Directions for this task:
Determine how many lines in these records hold "Output". Only the number is wanted.

Given information:
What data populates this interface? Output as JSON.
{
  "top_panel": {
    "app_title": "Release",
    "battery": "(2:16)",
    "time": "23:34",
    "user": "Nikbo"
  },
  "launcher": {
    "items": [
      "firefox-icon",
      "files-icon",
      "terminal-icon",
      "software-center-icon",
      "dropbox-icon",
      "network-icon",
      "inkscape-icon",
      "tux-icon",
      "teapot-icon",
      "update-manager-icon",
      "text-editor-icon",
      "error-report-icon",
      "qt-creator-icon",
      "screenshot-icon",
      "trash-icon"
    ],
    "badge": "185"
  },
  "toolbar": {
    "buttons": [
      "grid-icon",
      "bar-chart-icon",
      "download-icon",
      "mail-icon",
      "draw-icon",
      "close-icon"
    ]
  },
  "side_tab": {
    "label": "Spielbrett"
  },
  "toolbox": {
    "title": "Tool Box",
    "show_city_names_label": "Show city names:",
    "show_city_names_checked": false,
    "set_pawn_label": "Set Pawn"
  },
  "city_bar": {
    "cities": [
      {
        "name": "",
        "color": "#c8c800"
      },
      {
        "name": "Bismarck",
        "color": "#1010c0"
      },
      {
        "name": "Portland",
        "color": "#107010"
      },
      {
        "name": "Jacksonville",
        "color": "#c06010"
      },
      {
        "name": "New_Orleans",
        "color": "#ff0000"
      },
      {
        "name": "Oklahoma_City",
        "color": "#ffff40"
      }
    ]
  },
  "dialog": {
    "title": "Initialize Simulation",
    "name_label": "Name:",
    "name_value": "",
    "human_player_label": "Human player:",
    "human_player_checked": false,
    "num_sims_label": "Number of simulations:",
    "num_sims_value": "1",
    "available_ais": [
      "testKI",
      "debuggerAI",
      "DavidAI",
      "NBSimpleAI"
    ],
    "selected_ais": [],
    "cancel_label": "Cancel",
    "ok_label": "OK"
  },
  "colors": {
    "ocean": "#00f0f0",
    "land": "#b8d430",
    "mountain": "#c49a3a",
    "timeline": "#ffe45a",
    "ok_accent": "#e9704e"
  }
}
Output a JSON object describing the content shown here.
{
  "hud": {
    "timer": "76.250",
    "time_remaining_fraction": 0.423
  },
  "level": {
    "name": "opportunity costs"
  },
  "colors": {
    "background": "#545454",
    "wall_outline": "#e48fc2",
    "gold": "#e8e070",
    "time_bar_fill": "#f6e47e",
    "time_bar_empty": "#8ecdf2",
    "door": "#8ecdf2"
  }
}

Problem solution:
2